This week, networking bloggers look into operationalizing threat intel, Google Fiber's deployment and home lab spending.
Jon Oltsik, an analyst with Enterprise Strategy Group Inc., in Milford, Mass., explored ways to operationalize threat intelligence in the wake of the 2016 Black Hat conference. Threat intel is critical at a time when malware volume is down, but the number of malware variants is at record highs.
Oltsik pointed to a Webroot threat intel report that indicated 97% of malware variants are seen only once. In response, enterprises are boosting their threat intel capabilities, while also increasing their use of antimalware and next-generation endpoint security systems.
Oltsik said he believes spending more on threat intel is just the start. He said CISOs need to launch enterprise-wide threat intelligence audits and consolidate threat intelligence sources, while simultaneously focusing on intelligence requirements and quality metrics. As many as 74% of enterprises said it is very difficult to determine quality and efficacy of their threat intelligence feeds. It's also vital to build an architecture geared toward threat intel inputs and outputs, and create a threat intelligence sharing plan, Oltsik added.

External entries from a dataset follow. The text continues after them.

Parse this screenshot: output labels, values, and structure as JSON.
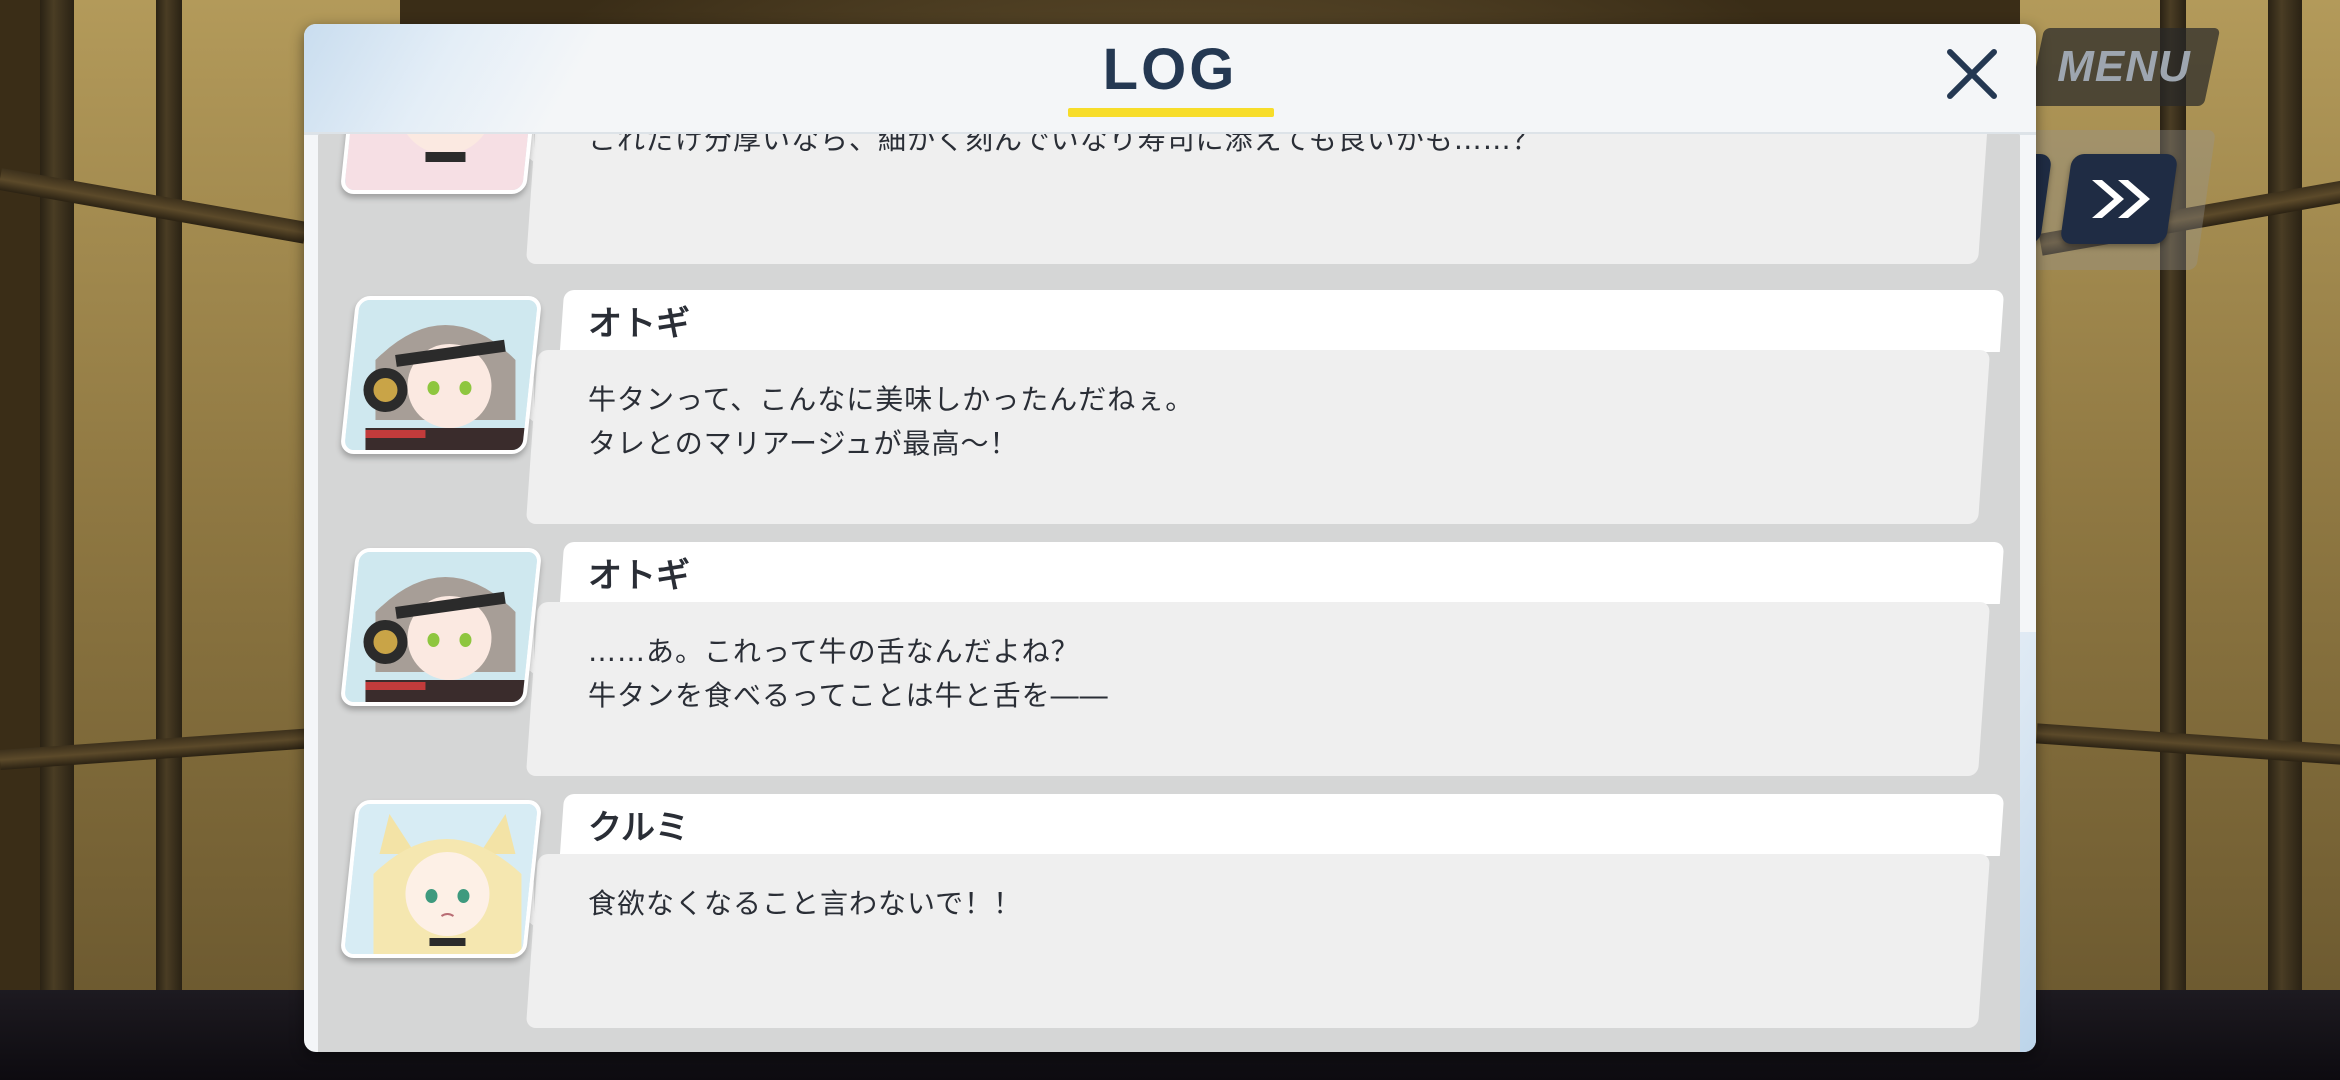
{
  "hud": {
    "menu_label": "MENU",
    "skip_icon": "fast-forward-icon",
    "prev_icon": "partial-button-icon"
  },
  "log": {
    "title": "LOG",
    "close_icon": "close-icon",
    "entries": [
      {
        "speaker": "",
        "lines": [
          "これだけ分厚いなら、細かく刻んでいなり寿司に添えても良いかも……？"
        ],
        "avatar": "pink-hair-character-avatar"
      },
      {
        "speaker": "オトギ",
        "lines": [
          "牛タンって、こんなに美味しかったんだねぇ。",
          "タレとのマリアージュが最高～！"
        ],
        "avatar": "otogi-avatar"
      },
      {
        "speaker": "オトギ",
        "lines": [
          "……あ。これって牛の舌なんだよね？",
          "牛タンを食べるってことは牛と舌を――"
        ],
        "avatar": "otogi-avatar"
      },
      {
        "speaker": "クルミ",
        "lines": [
          "食欲なくなること言わないで！！"
        ],
        "avatar": "kurumi-avatar"
      }
    ]
  },
  "colors": {
    "title": "#243852",
    "title_underline": "#f7dd2a",
    "button_dark": "#1f2c44"
  }
}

Read more of Oltsik's thoughts about threat intel.
Is 5G behind the slow rollout of Google Fiber?
Greg Ferro, blogging on EtherealMind, said he believes Google is slowing -- or even stopping -- its rollout of Google Fiber because the ongoing development of 5G cellular delays the need for it "on the ground."
Google has encountered lawsuits, legal challenges and access restrictions in its quest to wire cities with high-speed fiber. Those challenges, in combination with high construction costs -- up to $500 per meter, Ferro said -- are making Google think twice about the project. Ferro said Google wants to be able to offer more bandwidth at a cheaper price and is considering shifting its focus instead toward 5G-anchored mobile broadband.
Ferro said he believes 5G -- expected to be available around 2020 -- will be cheaper than fiber, and many existing carriers will roll it out quickly, reducing the need for alternative consumer networks. Because 5G will likely be cheaper and more flexible than fiber, Google is incentivized to invest in 5G base stations, Ferro said.
Explore more of Ferro's ideas about Google Fiber.
Who spends how much on their home labs?
Drew Conry-Murray, writing in Packet Pushers, took a look into how much folks are spending to equip their home labs. Many network engineers and IT professionals cobble together spare PCs, low-cost servers, switches and uninterruptable power sources to create home labs to test products, practice for exams and test out network designs. Packet Pushers surveyed readers of its Human Infrastructure Magazine newsletter to determine how much money they have invested in their home labs -- 20% spent more than $3,000, while 22% spent less than $1,000.
The survey tracked 41 respondents, 12% of whom spent between $2,000 and $3,000 on their home labs. Another 17% of respondents didn't have home labs, but 10% managed to produce home labs for under $500.
Find out more about home lab spending on Conry-Murray's blog.
Using threat intelligence to gain the upper hand
Google Fiber rolls out in San Antonio
Easy home lab builds